A Malaysian industry and government group says the rapidly growing global market for aphrodisiacs is worth about $4 billion and could reach nearly $7 billion by 2012, but plans for "tongkat ali" to grab a share of this pie hinge on proving it is safe.
In Taiwan this year, Taipei city officials banned six brands of coffee from supermarkets because they contained "tongkat ali", saying the plant had not been evaluated for safe use, although there were no confirmed reports of side-effects, newspapers said.
The episode in January stirred indignation in Malaysia, where some officials publicly defended the herb, saying its safety and efficacy had been demonstrated by hundreds of years of use.
Others said the incident showed how far Malaysia still has to go to prove its claims for the herb.
"We've still got a lot of homework to do as a nation," said M. Rajen, chief executive of Tropical Botanics Sdn Bhd, which counts among its products Malaysia's most popular fish-oil brand.
Makers of ginseng, which has a global market of about $2 billion a year, according to some industry estimates, would be ruthless in battling competition from "tongkat ali", he said.
"What we see in Taiwan and elsewhere is an example of this ruthlessness," Rajen added. "Because we have not done our homework, we cannot fight it."
But Malaysia is confident it will convince the world.
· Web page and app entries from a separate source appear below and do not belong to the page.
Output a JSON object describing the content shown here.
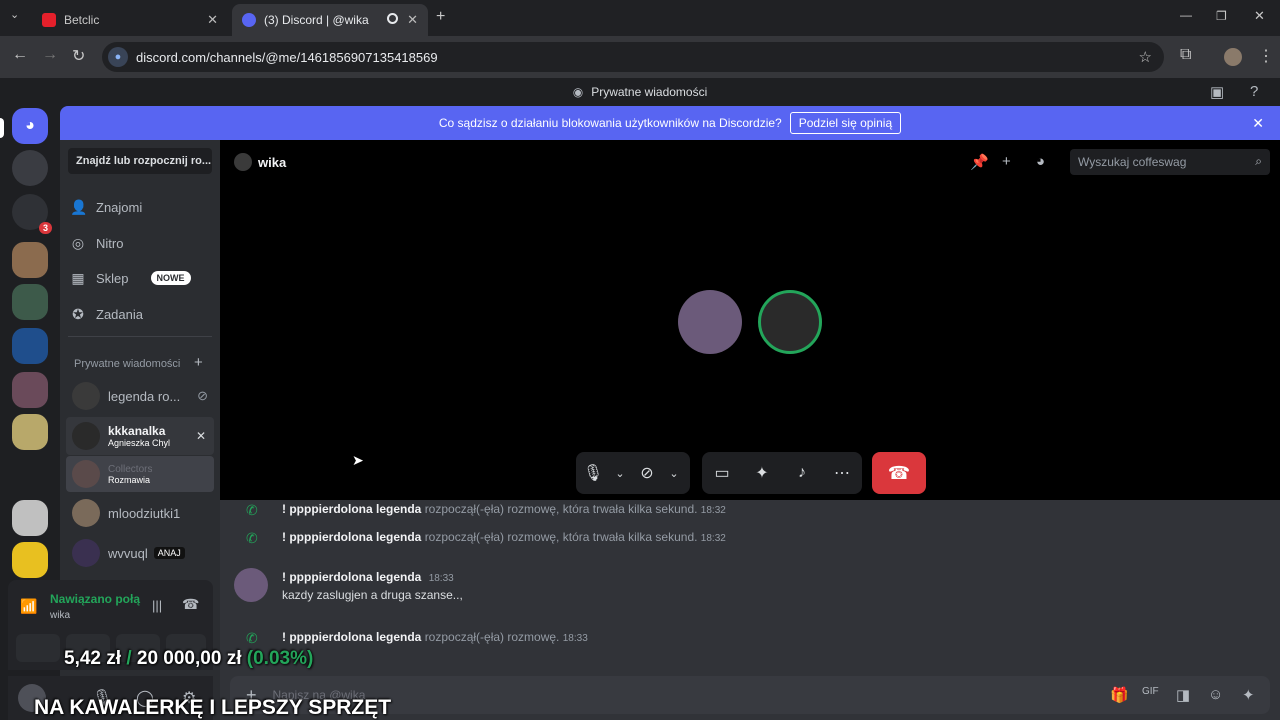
{
  "browser": {
    "tabs": [
      {
        "title": "Betclic"
      },
      {
        "title": "(3) Discord | @wika"
      }
    ],
    "url": "discord.com/channels/@me/1461856907135418569"
  },
  "discord": {
    "top_title": "Prywatne wiadomości",
    "banner_text": "Co sądzisz o działaniu blokowania użytkowników na Discordzie?",
    "banner_button": "Podziel się opinią",
    "server_badge": "3",
    "dm_search": "Znajdź lub rozpocznij ro...",
    "nav": {
      "friends": "Znajomi",
      "nitro": "Nitro",
      "shop": "Sklep",
      "shop_badge": "NOWE",
      "quests": "Zadania"
    },
    "dm_header": "Prywatne wiadomości",
    "dms": [
      {
        "name": "legenda ro...",
        "sub": ""
      },
      {
        "name": "kkkanalka",
        "sub": "Agnieszka Chyl"
      },
      {
        "name": "Collectors",
        "sub": "Rozmawia"
      },
      {
        "name": "mloodziutki1",
        "sub": ""
      },
      {
        "name": "wvvuql",
        "sub": "ANAJ"
      }
    ],
    "channel_name": "wika",
    "search_placeholder": "Wyszukaj coffeswag",
    "messages": [
      {
        "author": "! ppppierdolona legenda",
        "text": "rozpoczął(-ęła) rozmowę, która trwała kilka sekund.",
        "time": "18:32"
      },
      {
        "author": "! ppppierdolona legenda",
        "text": "rozpoczął(-ęła) rozmowę, która trwała kilka sekund.",
        "time": "18:32"
      },
      {
        "author": "! ppppierdolona legenda",
        "time": "18:33",
        "body": "kazdy zaslugjen a druga szanse..,"
      },
      {
        "author": "! ppppierdolona legenda",
        "text": "rozpoczął(-ęła) rozmowę.",
        "time": "18:33"
      }
    ],
    "composer_placeholder": "Napisz na @wika",
    "voice": {
      "status": "Nawiązano połą",
      "channel": "wika"
    }
  },
  "overlay": {
    "donation_amount": "5,42 zł",
    "donation_sep": "/",
    "donation_goal": "20 000,00 zł",
    "donation_pct": "(0.03%)",
    "bottom_caption": "NA KAWALERKĘ I LEPSZY SPRZĘT"
  },
  "colors": {
    "blurple": "#5865f2",
    "danger": "#da373c",
    "online": "#23a55a"
  }
}
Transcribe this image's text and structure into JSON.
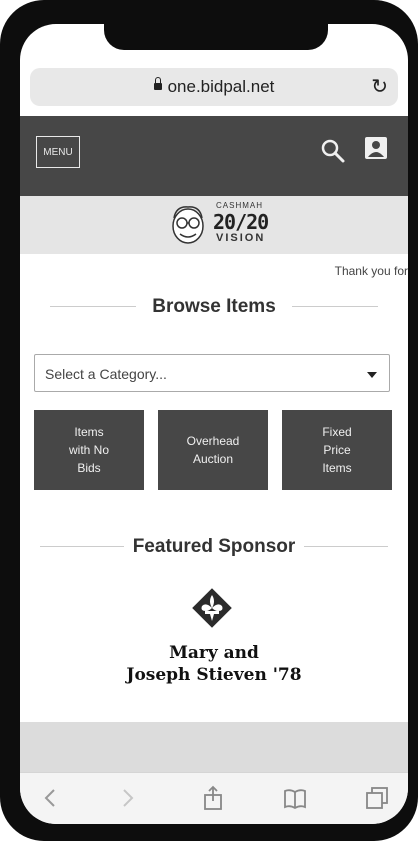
{
  "browser": {
    "url": "one.bidpal.net",
    "icons": [
      "lock-icon",
      "reload-icon"
    ]
  },
  "navbar": {
    "menu_label": "MENU",
    "icons": [
      "search-icon",
      "user-icon"
    ]
  },
  "logo": {
    "cash": "CASHMAH",
    "big": "20/20",
    "vision": "VISION"
  },
  "ticker": {
    "text": "Thank you for"
  },
  "browse": {
    "title": "Browse Items",
    "select_value": "Select a Category...",
    "tiles": [
      {
        "label": "Items\nwith No\nBids"
      },
      {
        "label": "Overhead\nAuction"
      },
      {
        "label": "Fixed\nPrice\nItems"
      }
    ]
  },
  "sponsor": {
    "title": "Featured Sponsor",
    "name": "Mary and\nJoseph Stieven '78"
  },
  "toolbar": {
    "icons": [
      "back-icon",
      "forward-icon",
      "share-icon",
      "bookmarks-icon",
      "tabs-icon"
    ]
  },
  "colors": {
    "navbar": "#474747",
    "tile": "#474747",
    "logo_strip": "#e5e5e5",
    "phone_frame": "#0d0d0d"
  }
}
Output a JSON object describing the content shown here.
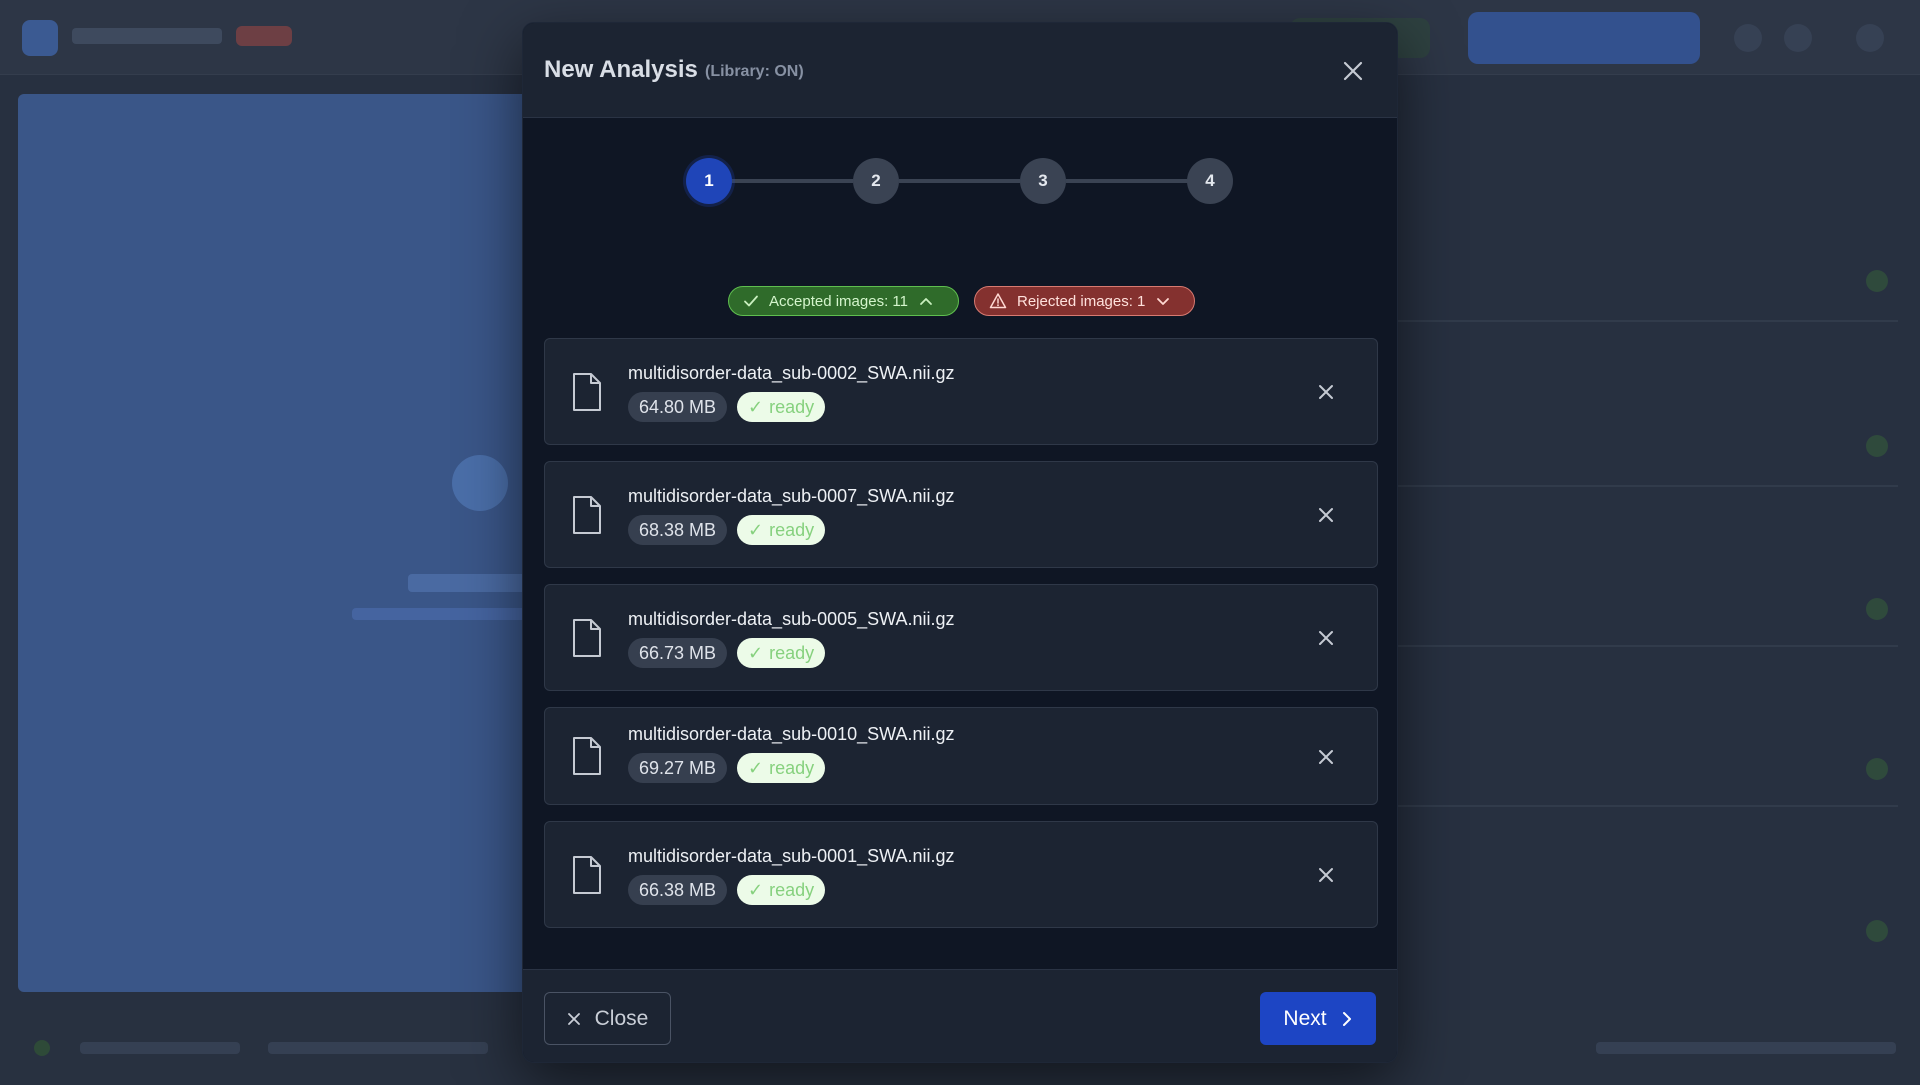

Officials of Power Root Malaysia Sdn Bhd, which exports tea and coffee drinks containing the herb to Japan and South Korea, have said they are looking to the United States and the Middle East.
"One day 'tongkat ali' will be marketed internationally, even in Harrods of London," Deputy Prime Minister Najib Razak said in January, at the launch of a $7 million biotech research centre that will study ways to clone the herb.
At the Forest Research Institute, workers in white protective gear poured sacks of the herb into gleaming stainless steel dryers and grinders to turn out powder for capsules.
"It's high time for 'tongkat ali' now," said researcher Mohamad Shahidan, grinning through his face mask. "Everybody wants to try it." ($1=3.509 Malaysian Ringgit)
Our Standards: The Thomson Reuters Trust Principles.